((
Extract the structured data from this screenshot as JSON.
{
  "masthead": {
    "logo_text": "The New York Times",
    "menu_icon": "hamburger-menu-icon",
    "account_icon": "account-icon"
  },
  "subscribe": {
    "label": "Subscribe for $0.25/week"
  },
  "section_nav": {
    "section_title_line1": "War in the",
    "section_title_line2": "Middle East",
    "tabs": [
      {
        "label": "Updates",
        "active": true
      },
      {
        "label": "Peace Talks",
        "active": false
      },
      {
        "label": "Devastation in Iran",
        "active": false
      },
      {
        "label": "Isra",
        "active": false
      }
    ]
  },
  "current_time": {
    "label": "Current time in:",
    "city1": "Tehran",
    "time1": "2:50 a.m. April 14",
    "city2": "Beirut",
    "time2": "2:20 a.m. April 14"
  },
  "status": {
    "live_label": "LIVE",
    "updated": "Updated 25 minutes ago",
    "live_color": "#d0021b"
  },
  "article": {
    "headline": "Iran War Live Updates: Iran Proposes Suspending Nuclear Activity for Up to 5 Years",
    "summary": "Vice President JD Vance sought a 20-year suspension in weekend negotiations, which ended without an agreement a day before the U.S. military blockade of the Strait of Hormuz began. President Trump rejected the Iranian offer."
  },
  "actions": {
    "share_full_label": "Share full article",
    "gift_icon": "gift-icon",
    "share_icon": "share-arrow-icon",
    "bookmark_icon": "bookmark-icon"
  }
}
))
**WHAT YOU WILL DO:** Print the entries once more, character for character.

**TASK SOLUTION:**
Extract the structured data from this screenshot as JSON.
{
  "masthead": {
    "logo_text": "The New York Times",
    "menu_icon": "hamburger-menu-icon",
    "account_icon": "account-icon"
  },
  "subscribe": {
    "label": "Subscribe for $0.25/week"
  },
  "section_nav": {
    "section_title_line1": "War in the",
    "section_title_line2": "Middle East",
    "tabs": [
      {
        "label": "Updates",
        "active": true
      },
      {
        "label": "Peace Talks",
        "active": false
      },
      {
        "label": "Devastation in Iran",
        "active": false
      },
      {
        "label": "Isra",
        "active": false
      }
    ]
  },
  "current_time": {
    "label": "Current time in:",
    "city1": "Tehran",
    "time1": "2:50 a.m. April 14",
    "city2": "Beirut",
    "time2": "2:20 a.m. April 14"
  },
  "status": {
    "live_label": "LIVE",
    "updated": "Updated 25 minutes ago",
    "live_color": "#d0021b"
  },
  "article": {
    "headline": "Iran War Live Updates: Iran Proposes Suspending Nuclear Activity for Up to 5 Years",
    "summary": "Vice President JD Vance sought a 20-year suspension in weekend negotiations, which ended without an agreement a day before the U.S. military blockade of the Strait of Hormuz began. President Trump rejected the Iranian offer."
  },
  "actions": {
    "share_full_label": "Share full article",
    "gift_icon": "gift-icon",
    "share_icon": "share-arrow-icon",
    "bookmark_icon": "bookmark-icon"
  }
}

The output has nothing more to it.